Where nature had millions of years to evolve, we’re giving our brains a fraction of the time.
Our brave hunters from the past no longer hunt for prey. But are now hunting for Lootboxes in Free To P(l)ay games and Likes on Social Media, together with with the rest of the world. However, they are struggling.
In our modern world, the ADHD brain is three times more vulnerable to substance abuse than the non-ADHD brain [link]. But also the addiction to gaming is very real with this group [link] or impuls buying things you don’t really need [link].
The hunt goes on. But the question is; who is the hunter and who is being hunted?
Also, they no longer reside in their natural habitat. The great outdoors, where every sound, smell or reflection meant either to eat or to be eaten, has been traded in for carefully arranged office gardens, where the same amount of sounds, smells and reflections mean absolutely nothing but still enter the brain with the same priority as before. Thus overwhelming the brain, causing energy drains and eventually a higher rate of burnouts [link].
Social anxiety is real, as ADHD’ers are often wrongly labelled as unsociable, oversharing, party poopers, unreliable or blabbermouths [link] – and every time they get (poorly) labelled, the trauma grows bigger as most ADHDers overthink everything all the time. [link]
In our hunger to change the world to our needs, we forgot that we need to look further than what our typical needs are. The needs of the many have outweighed the needs of the few. We’ve shaped our (western) world in a perfect (neuro)typical habitat.
However, these Neurodivergents are still out there, literally trying to survive in a world that is no longer supporting them.

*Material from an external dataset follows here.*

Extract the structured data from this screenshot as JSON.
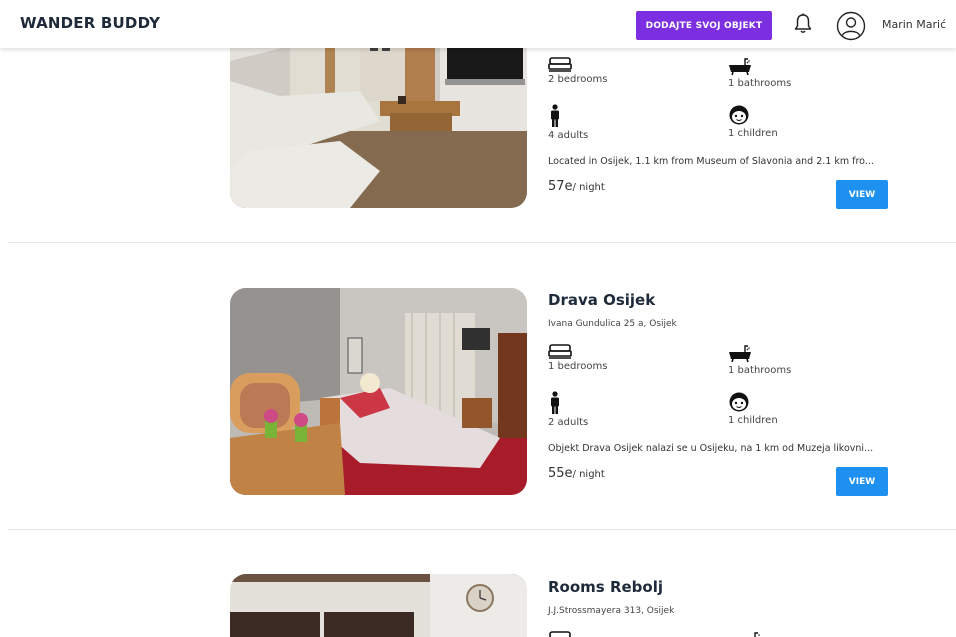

Suicide is the leading cause of early death for people with Autism (ASD) [link]. These often brilliant people, choose to end their life instead of living it. Within the same group, we see the highest unemployment rates. Only 1 out of 5 Autistic people actually can keep a job [link]
Yet, the greatest thinkers of all time are considered to be Autistic; Einstein, Darwin, Michelangelo, Newton, Mozart, Jung, Da Vinci, Elon Musk, Bill Gates… The list just goes on.. [link]
Every single one of them pushed our civilisation into the next iteration.
No matter the label, we need all of these creative, explorative, structured, associative and highly divergent thinkers to survive and move forward – and with all the problems we are facing in the world, we need them now more than ever.
Biodiversity is about the preservation of plants and animals.
Neurodiversity is about the preservation of humanity as a whole.